If you have skills, knowledge, experience and talents in a specific field – or even if you are the first in your field – then one way of serving others is to join a professional association that those skills can serve, and which in turn will serve you in improving your skills.

But there is a caveat – don’t join the first association/body/organisation that comes to mind.

I am aware of organisations out there that one could be forgiven for thinking arose out of spite, when someone wasn’t able (legally, socially, historically or otherwise) able to join one organisation. So they start another one with lower membership expectations, one that is easier to join. Or someone started a charity they want to assist, but when they found that the charity didn’t want to do things their way, they started a competing charity, thus doubling the admin fees that the charity money pay for. Example: Help for Heroes came into being, and now we regaled with regiment-specific charities, and other charities with the same generic aims as H4H. I wish that whoever has those motives would swallow their pride in favour of those they serve, and lump all the charity funding together.

Back to my point.

Select the organisation you want to join carefully. Try to find one that has the ears of any authority that regulates the sector in which you work or carry out your hobbies if you can, because that improves your chances of making a meaningful difference, over time. Cost should not be used as an issue in deciding whether to join; the standards and objectives of the organisation should be the deciding factor.

Once you join, put yourself about a bit, and offer to help whenever you can. Join a local chapter if there is one, and be an active contributor. Don’t be a passive attendee, offer opinions and assistance. In time, you also want to make sure – again where applicable – that you progress along whatever professional ladder the association provides.

The ultimate objective is to become a respected authority within that organisation – not because of the power (my experience is that there isn’t any!) but because it puts you in a position where you can make a difference. Don’t seek promotion for self-serving motives. That is not how you serve others. But you do get some self-esteem from doing this – it is inevitable that you get something from it, but this way it is also ethical.

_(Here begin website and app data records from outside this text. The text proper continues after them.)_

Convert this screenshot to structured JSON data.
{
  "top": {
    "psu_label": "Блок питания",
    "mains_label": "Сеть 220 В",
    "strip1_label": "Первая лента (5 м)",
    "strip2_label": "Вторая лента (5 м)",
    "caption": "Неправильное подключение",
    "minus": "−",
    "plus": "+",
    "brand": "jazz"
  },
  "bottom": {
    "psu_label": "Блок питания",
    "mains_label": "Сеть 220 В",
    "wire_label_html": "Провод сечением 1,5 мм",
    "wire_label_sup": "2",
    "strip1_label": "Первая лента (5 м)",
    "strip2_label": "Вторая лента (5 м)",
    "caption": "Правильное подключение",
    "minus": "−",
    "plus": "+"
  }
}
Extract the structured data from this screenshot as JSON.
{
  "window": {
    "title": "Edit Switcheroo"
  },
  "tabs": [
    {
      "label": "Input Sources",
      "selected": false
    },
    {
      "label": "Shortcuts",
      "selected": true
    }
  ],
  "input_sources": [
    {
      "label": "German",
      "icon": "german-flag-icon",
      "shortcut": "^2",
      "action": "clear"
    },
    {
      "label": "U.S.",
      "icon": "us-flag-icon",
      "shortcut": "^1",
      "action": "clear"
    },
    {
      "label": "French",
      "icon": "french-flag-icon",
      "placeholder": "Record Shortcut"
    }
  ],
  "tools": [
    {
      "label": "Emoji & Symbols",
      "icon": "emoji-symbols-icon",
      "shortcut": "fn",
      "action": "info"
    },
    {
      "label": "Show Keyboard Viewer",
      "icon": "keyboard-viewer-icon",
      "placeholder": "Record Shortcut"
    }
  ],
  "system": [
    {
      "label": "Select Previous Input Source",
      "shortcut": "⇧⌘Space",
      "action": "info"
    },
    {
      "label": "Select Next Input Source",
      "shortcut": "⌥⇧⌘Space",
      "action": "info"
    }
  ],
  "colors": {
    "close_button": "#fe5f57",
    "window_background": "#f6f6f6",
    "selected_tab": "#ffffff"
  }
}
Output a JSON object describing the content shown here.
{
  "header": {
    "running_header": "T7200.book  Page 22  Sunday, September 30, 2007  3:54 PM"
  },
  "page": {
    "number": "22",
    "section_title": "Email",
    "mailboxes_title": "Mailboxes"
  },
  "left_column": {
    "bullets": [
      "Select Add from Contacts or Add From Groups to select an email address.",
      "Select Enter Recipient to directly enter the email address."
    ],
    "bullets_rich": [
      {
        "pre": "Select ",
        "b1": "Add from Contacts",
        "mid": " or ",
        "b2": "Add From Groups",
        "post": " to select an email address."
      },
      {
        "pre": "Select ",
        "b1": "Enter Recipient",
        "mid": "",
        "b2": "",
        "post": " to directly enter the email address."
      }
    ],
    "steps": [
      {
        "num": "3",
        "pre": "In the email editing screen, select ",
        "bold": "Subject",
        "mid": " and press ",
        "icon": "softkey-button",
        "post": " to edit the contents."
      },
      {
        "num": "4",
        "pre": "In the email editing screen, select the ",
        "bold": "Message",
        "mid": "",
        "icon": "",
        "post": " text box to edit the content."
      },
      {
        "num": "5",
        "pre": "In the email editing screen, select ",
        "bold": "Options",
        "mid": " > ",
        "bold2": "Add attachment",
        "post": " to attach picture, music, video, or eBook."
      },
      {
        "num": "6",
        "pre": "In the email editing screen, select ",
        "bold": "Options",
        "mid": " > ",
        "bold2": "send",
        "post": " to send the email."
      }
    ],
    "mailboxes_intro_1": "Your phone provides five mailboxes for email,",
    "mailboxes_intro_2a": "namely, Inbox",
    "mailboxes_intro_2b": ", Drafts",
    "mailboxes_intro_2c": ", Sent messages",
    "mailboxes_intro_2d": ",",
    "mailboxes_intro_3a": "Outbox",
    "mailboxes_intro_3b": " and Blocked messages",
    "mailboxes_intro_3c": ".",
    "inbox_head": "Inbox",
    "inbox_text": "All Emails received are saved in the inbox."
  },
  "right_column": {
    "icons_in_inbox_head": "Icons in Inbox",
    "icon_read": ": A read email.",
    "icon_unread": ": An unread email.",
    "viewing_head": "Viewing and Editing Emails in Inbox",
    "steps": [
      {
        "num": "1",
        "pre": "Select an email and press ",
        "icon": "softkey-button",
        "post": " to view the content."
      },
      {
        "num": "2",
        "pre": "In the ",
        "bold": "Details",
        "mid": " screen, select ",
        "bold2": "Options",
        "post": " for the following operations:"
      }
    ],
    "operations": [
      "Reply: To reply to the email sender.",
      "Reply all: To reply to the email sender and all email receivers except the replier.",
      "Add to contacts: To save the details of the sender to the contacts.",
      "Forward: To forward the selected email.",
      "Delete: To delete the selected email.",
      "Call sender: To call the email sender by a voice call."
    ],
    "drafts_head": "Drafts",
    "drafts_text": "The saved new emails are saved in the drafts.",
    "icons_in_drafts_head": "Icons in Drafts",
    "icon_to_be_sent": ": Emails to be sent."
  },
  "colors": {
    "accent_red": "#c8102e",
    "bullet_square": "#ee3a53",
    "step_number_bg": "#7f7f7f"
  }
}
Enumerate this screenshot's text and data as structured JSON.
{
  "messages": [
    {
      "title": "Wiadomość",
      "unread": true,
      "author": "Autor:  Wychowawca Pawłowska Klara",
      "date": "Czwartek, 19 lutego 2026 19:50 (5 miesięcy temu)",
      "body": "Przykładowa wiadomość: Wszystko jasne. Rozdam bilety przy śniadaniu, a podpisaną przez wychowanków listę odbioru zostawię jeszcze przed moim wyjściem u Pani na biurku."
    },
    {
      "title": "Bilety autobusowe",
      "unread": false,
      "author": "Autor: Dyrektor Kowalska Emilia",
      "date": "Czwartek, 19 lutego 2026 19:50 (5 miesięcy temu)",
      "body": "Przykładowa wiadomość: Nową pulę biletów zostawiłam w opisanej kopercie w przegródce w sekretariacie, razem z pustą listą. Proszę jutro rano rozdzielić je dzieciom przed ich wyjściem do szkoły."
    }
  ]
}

So take the time this week to identify a professional body, charity or Institute that relates to your profession or vocation (hobbies count), and start moving towards being a contributor.

You will enjoy it, I promise.